    }
    

    This is a really bad idea because what's the guarantee that the products are always stored and loaded in the exact same order, AND that their order in the list is never changed? (None, especially when the list is publicly settable and modifiable.) You can easily end up with multiple products with the same ID.

  4. DataManager should be a repository.

\$\endgroup\$
  • \$\begingroup\$ Thank you. I'll try to implement solutions to what you pointed out. Also I'll look into the repository pattern. \$\endgroup\$ – ItsMeArthur Dec 30 '16 at 21:37
5
\$\begingroup\$

Few notes :

  • Why do you have 2 public static List<Product> ? If one of them was intended to be a backing field it should be private instead of public, as like this you are not really encapsulating your property to any external accesses.

    private static List<Product> products;
    public static List<Product> Products
    {
        get
        {
            if (products.Count == 0)
            {
                Load();
            }
            return products;
        }
        set { products = value; }
    }
    
  • Is there just 1 Inventory ? To me it sounds more like a normal class not a static one. You can still have public static members in non-static class.

  • Redundant qualifier

    You don't need to explicitly point to the containing class all the time e.g Inventory.Foo() can become simply Foo() :

public static int GetNewId()
{
    int id;
    if (Products.Count == 0)
    {
        id = 1;
    }
    else
    {
        id = Products.Last().Id + 1;
    }

    return id;
}

You can shorten this even further :

public static int GetNewId()
{
    return Products.Count == 0 ? 1 : Products[products.Count - 1].Id + 1;
}
  • Expression bodied members

    For the single lined return methods you can use expression bodies :

public static int GetNewId()
{
    return Products.Count == 0 ? 1 : Products[products.Count - 1].Id + 1;
}

public static int GetProductCount()
{
    return Products.Count;
}

public static int GetUnitCount()
{
    return Products.Select(x => x.Quantity).Sum();
}

public static decimal GetInventoryValue()
{
    return Products.Select(x => (x.Price * x.Quantity)).Sum();
}

Can become :

public static int GetNewId() => Products.Count == 0 ? 1 : Products[products.Count - 1].Id + 1;

public static int GetProductCount() => Products.Count;

public static int GetUnitCount() => Products.Select(x => x.Quantity).Sum();

public static decimal GetInventoryValue() => Products.Select(x => (x.Price * x.Quantity)).Sum();

But overall it looks pretty good, keep it up ! :)

\$\endgroup\$
  • \$\begingroup\$ Awesome.

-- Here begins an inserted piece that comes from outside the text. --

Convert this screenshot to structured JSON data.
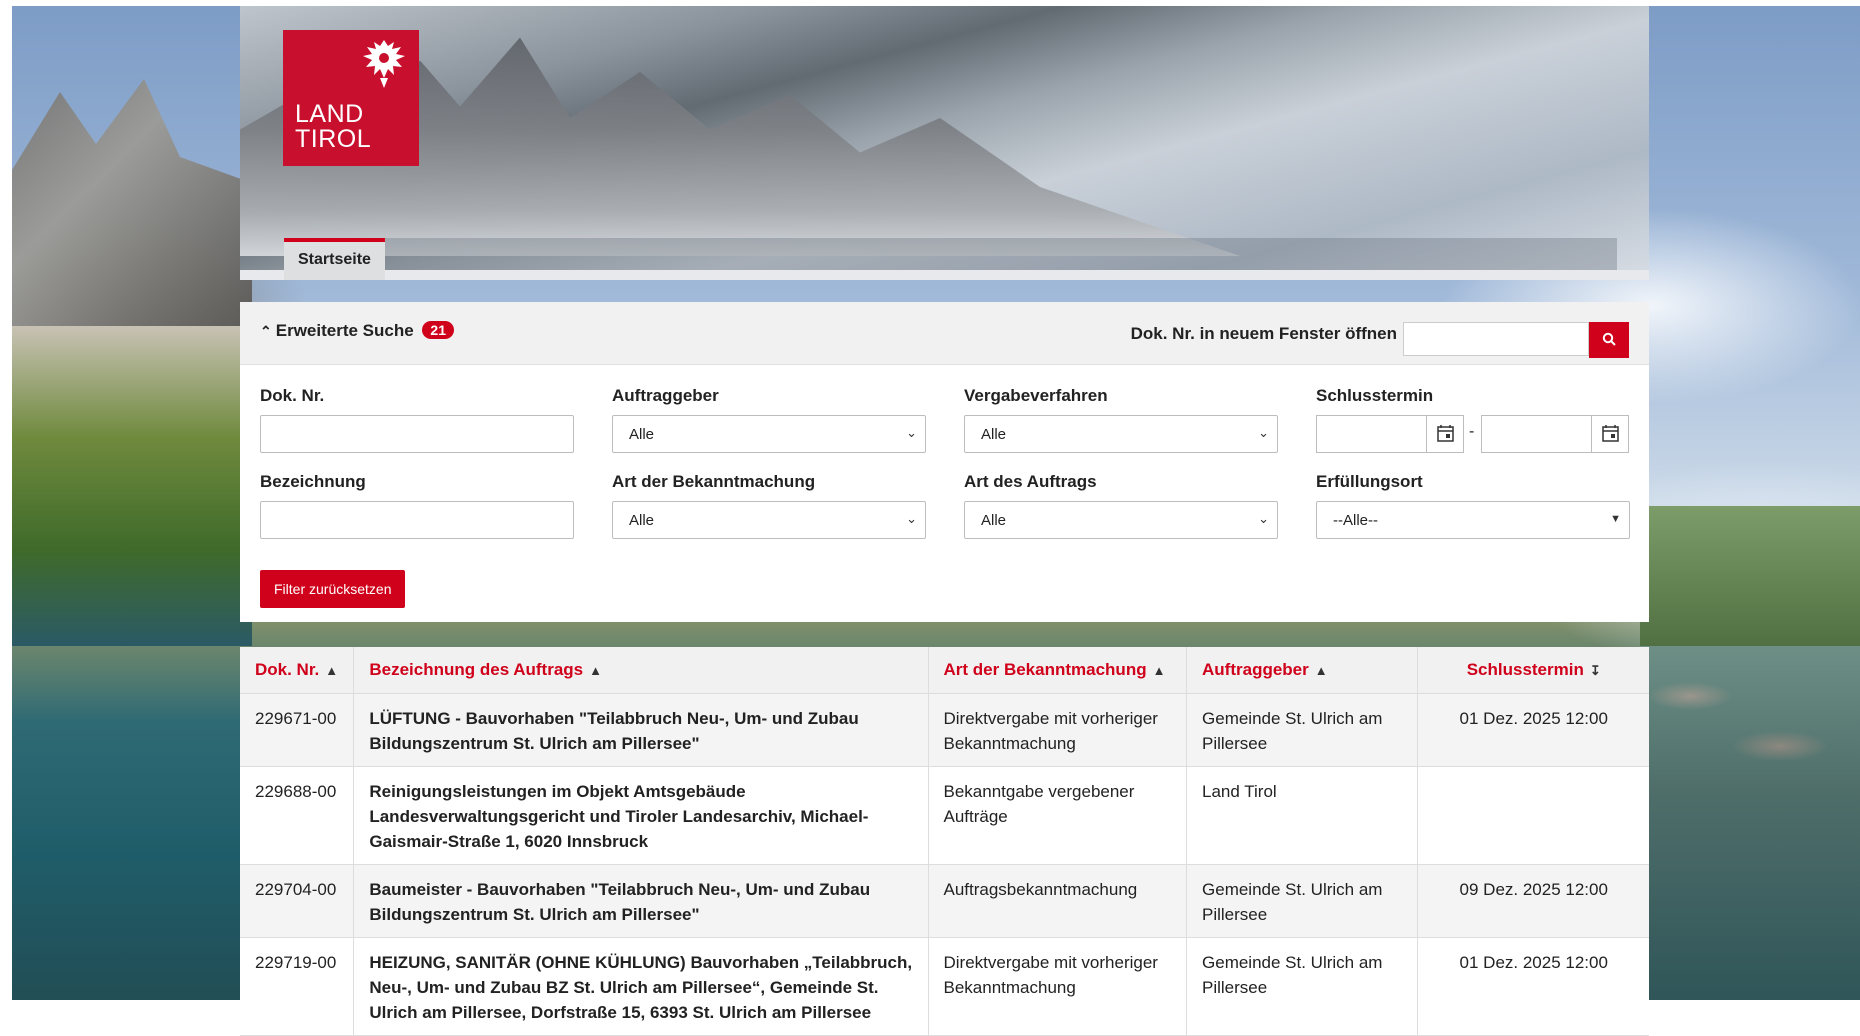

I'll refactor and apply this to my code. Valuable notes. Thank you! \$\endgroup\$ – ItsMeArthur Dec 30 '16 at 16:32
2
\$\begingroup\$

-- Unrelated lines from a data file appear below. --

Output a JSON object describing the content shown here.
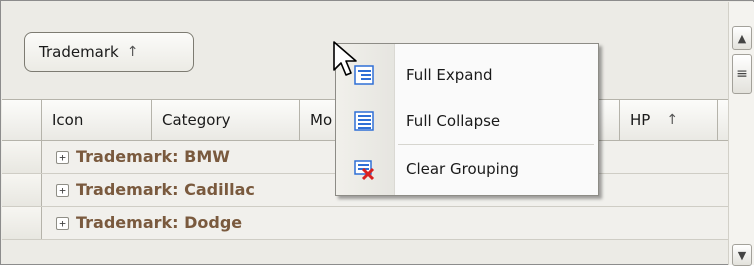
{
  "group_panel": {
    "chip_label": "Trademark",
    "chip_sort_icon": "sort-ascending-icon"
  },
  "grid": {
    "columns": [
      {
        "label": ""
      },
      {
        "label": "Icon"
      },
      {
        "label": "Category"
      },
      {
        "label": "Mo"
      },
      {
        "label": ""
      },
      {
        "label": "HP",
        "sort": "ascending"
      },
      {
        "label": ""
      }
    ],
    "group_rows": [
      {
        "label": "Trademark: BMW"
      },
      {
        "label": "Trademark: Cadillac"
      },
      {
        "label": "Trademark: Dodge"
      }
    ],
    "expander_glyph": "+"
  },
  "context_menu": {
    "items": [
      {
        "label": "Full Expand",
        "icon": "full-expand-icon"
      },
      {
        "label": "Full Collapse",
        "icon": "full-collapse-icon"
      },
      {
        "label": "Clear Grouping",
        "icon": "clear-grouping-icon"
      }
    ]
  },
  "scrollbar": {
    "up_glyph": "^",
    "thumb_glyph": "≡",
    "down_glyph": "v"
  },
  "colors": {
    "group_text": "#7a5a3e",
    "panel_background": "#ecebe6",
    "menu_icon_blue": "#2f6fd6",
    "clear_icon_red": "#d92020"
  }
}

I don't agree with your break down of the requirements

Product Inventory Project - Create an application which manages an inventory of products. Create a product class which has a price, id, and quantity on hand. Then create an inventory class which keeps track of various products and can sum up the inventory value.

I would take id as unique. You have a GetNewId() but use is not enforced and it is not even guaranteed to return a unique id.

public static List<Product> Products
{
    get
    {
        if (products.Count == 0)
        {
            Load();
        }

        return products;
    }
    set { products = value; }
}

Say the Load() actually returns 0. This will re-Load() with every get. It is static. Just load in the constructor.

Why even have a set? The would allow a use to create a new List<Product> and flat replace the existing list in whole.

public static void Add(Product product)

Does not check for unique id and even if it did it could be bypassed by just adding to directly to Products.

User could add or remove from Products directly and it would not be saved.

I think a better design is for Product to implement Object so you can enforce id as Equals. Then for the Products use a HashSet to enforce uniqueness.

The list of Product should be read only

There is not even a reason for Product to have public constructor

public int Id { get; set; }

User should not be able to modify Id

In summary the solution lacks inventory control

\$\endgroup\$

Your Answer

By clicking “Post Your Answer”, you agree to our terms of service, privacy policy and cookie policy

Not the answer you're looking for? Browse other questions tagged or ask your own question.